Your objective: Each line in the entries that has the word "icon" has to be copied.

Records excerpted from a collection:
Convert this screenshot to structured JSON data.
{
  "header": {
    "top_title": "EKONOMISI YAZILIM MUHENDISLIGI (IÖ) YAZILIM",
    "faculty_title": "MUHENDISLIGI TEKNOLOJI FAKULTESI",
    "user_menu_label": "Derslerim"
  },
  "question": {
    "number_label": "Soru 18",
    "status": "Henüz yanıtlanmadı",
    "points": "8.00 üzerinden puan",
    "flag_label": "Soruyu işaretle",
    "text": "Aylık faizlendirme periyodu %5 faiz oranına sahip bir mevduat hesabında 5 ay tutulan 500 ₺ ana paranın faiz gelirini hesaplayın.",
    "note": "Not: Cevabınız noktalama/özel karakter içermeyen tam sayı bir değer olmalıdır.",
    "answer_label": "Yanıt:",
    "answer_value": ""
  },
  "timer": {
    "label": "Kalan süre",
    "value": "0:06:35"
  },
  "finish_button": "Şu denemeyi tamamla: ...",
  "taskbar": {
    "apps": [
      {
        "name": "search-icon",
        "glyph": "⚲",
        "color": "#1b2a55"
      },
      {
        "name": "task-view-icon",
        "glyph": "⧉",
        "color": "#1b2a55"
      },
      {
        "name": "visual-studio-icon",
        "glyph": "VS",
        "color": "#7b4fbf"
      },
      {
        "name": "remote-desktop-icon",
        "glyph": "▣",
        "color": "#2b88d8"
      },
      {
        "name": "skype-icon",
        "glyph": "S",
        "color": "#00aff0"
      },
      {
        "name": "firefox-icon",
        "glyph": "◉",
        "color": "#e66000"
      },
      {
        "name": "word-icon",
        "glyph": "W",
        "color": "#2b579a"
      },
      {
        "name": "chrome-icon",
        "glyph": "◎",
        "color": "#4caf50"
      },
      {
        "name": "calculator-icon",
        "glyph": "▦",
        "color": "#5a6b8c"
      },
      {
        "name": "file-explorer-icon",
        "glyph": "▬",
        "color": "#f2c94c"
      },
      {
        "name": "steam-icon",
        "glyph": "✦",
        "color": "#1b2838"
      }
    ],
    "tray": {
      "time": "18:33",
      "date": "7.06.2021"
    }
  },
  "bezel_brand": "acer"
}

Output:
        "name": "search-icon",
        "name": "task-view-icon",
        "name": "visual-studio-icon",
        "name": "remote-desktop-icon",
        "name": "skype-icon",
        "name": "firefox-icon",
        "name": "word-icon",
        "name": "chrome-icon",
        "name": "calculator-icon",
        "name": "file-explorer-icon",
        "name": "steam-icon",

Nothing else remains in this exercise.